Given data:
• • • •

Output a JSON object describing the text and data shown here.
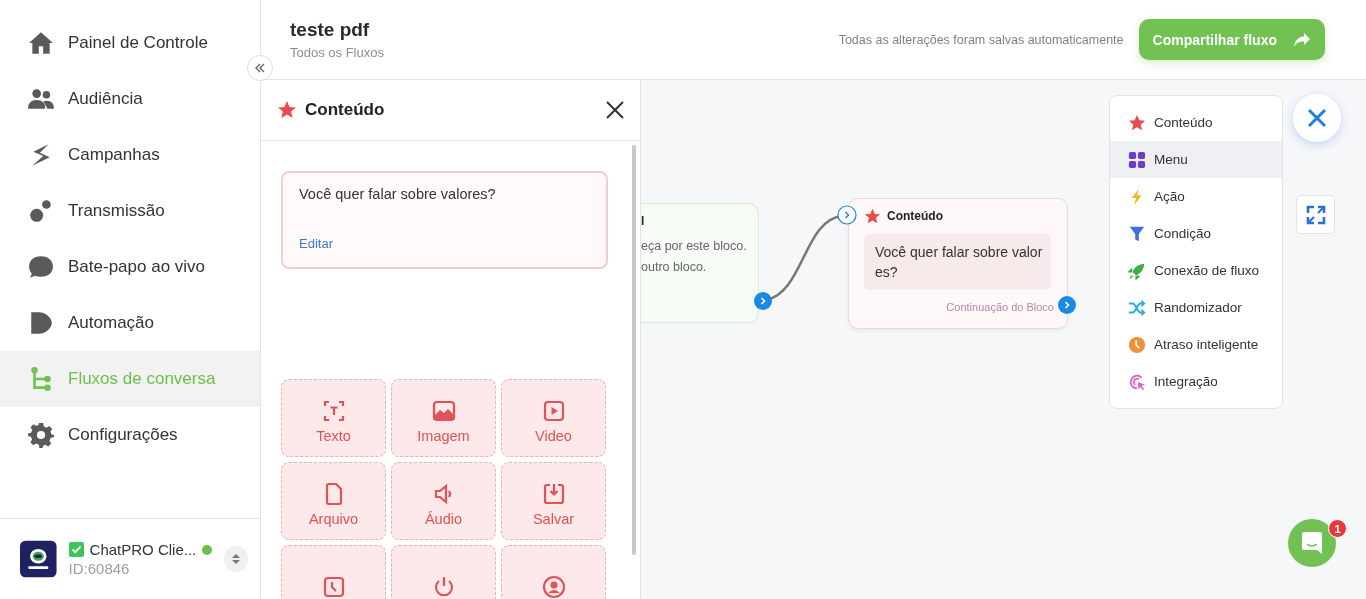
{
  "sidebar": {
    "items": [
      {
        "label": "Painel de Controle",
        "kind": "home",
        "selected": false
      },
      {
        "label": "Audiência",
        "kind": "people",
        "selected": false
      },
      {
        "label": "Campanhas",
        "kind": "campaign",
        "selected": false
      },
      {
        "label": "Transmissão",
        "kind": "broadcast",
        "selected": false
      },
      {
        "label": "Bate-papo ao vivo",
        "kind": "chat",
        "selected": false
      },
      {
        "label": "Automação",
        "kind": "automation",
        "selected": false
      },
      {
        "label": "Fluxos de conversa",
        "kind": "flow",
        "selected": true
      },
      {
        "label": "Configurações",
        "kind": "settings",
        "selected": false
      }
    ],
    "account": {
      "name": "ChatPRO Clie...",
      "id": "ID:60846",
      "verified": true,
      "online": true
    }
  },
  "header": {
    "title": "teste pdf",
    "subtitle": "Todos os Fluxos",
    "autosave_text": "Todas as alterações foram salvas automaticamente",
    "share_button": "Compartilhar fluxo"
  },
  "panel": {
    "title": "Conteúdo",
    "message": {
      "text": "Você quer falar sobre valores?",
      "link": "Editar"
    },
    "tiles": [
      {
        "label": "Texto",
        "kind": "text"
      },
      {
        "label": "Imagem",
        "kind": "image"
      },
      {
        "label": "Video",
        "kind": "video"
      },
      {
        "label": "Arquivo",
        "kind": "file"
      },
      {
        "label": "Áudio",
        "kind": "audio"
      },
      {
        "label": "Salvar",
        "kind": "save"
      },
      {
        "kind": "clock"
      },
      {
        "kind": "power"
      },
      {
        "kind": "contact"
      }
    ]
  },
  "canvas": {
    "partial_node": {
      "title": "l",
      "lines": [
        "eça por este bloco.",
        "outro bloco."
      ]
    },
    "node": {
      "title": "Conteúdo",
      "message": "Você quer falar sobre valores?",
      "footer": "Continuação do Bloco"
    },
    "add_menu": [
      {
        "label": "Conteúdo",
        "kind": "content",
        "selected": false
      },
      {
        "label": "Menu",
        "kind": "menu",
        "selected": true
      },
      {
        "label": "Ação",
        "kind": "action",
        "selected": false
      },
      {
        "label": "Condição",
        "kind": "condition",
        "selected": false
      },
      {
        "label": "Conexão de fluxo",
        "kind": "connection",
        "selected": false
      },
      {
        "label": "Randomizador",
        "kind": "random",
        "selected": false
      },
      {
        "label": "Atraso inteligente",
        "kind": "delay",
        "selected": false
      },
      {
        "label": "Integração",
        "kind": "integration",
        "selected": false
      }
    ]
  },
  "chat_badge": "1"
}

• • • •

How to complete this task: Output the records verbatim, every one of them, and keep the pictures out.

Answer section:
Output a JSON object describing the text and data shown here.
{
  "sidebar": {
    "items": [
      {
        "label": "Painel de Controle",
        "kind": "home",
        "selected": false
      },
      {
        "label": "Audiência",
        "kind": "people",
        "selected": false
      },
      {
        "label": "Campanhas",
        "kind": "campaign",
        "selected": false
      },
      {
        "label": "Transmissão",
        "kind": "broadcast",
        "selected": false
      },
      {
        "label": "Bate-papo ao vivo",
        "kind": "chat",
        "selected": false
      },
      {
        "label": "Automação",
        "kind": "automation",
        "selected": false
      },
      {
        "label": "Fluxos de conversa",
        "kind": "flow",
        "selected": true
      },
      {
        "label": "Configurações",
        "kind": "settings",
        "selected": false
      }
    ],
    "account": {
      "name": "ChatPRO Clie...",
      "id": "ID:60846",
      "verified": true,
      "online": true
    }
  },
  "header": {
    "title": "teste pdf",
    "subtitle": "Todos os Fluxos",
    "autosave_text": "Todas as alterações foram salvas automaticamente",
    "share_button": "Compartilhar fluxo"
  },
  "panel": {
    "title": "Conteúdo",
    "message": {
      "text": "Você quer falar sobre valores?",
      "link": "Editar"
    },
    "tiles": [
      {
        "label": "Texto",
        "kind": "text"
      },
      {
        "label": "Imagem",
        "kind": "image"
      },
      {
        "label": "Video",
        "kind": "video"
      },
      {
        "label": "Arquivo",
        "kind": "file"
      },
      {
        "label": "Áudio",
        "kind": "audio"
      },
      {
        "label": "Salvar",
        "kind": "save"
      },
      {
        "kind": "clock"
      },
      {
        "kind": "power"
      },
      {
        "kind": "contact"
      }
    ]
  },
  "canvas": {
    "partial_node": {
      "title": "l",
      "lines": [
        "eça por este bloco.",
        "outro bloco."
      ]
    },
    "node": {
      "title": "Conteúdo",
      "message": "Você quer falar sobre valores?",
      "footer": "Continuação do Bloco"
    },
    "add_menu": [
      {
        "label": "Conteúdo",
        "kind": "content",
        "selected": false
      },
      {
        "label": "Menu",
        "kind": "menu",
        "selected": true
      },
      {
        "label": "Ação",
        "kind": "action",
        "selected": false
      },
      {
        "label": "Condição",
        "kind": "condition",
        "selected": false
      },
      {
        "label": "Conexão de fluxo",
        "kind": "connection",
        "selected": false
      },
      {
        "label": "Randomizador",
        "kind": "random",
        "selected": false
      },
      {
        "label": "Atraso inteligente",
        "kind": "delay",
        "selected": false
      },
      {
        "label": "Integração",
        "kind": "integration",
        "selected": false
      }
    ]
  },
  "chat_badge": "1"
}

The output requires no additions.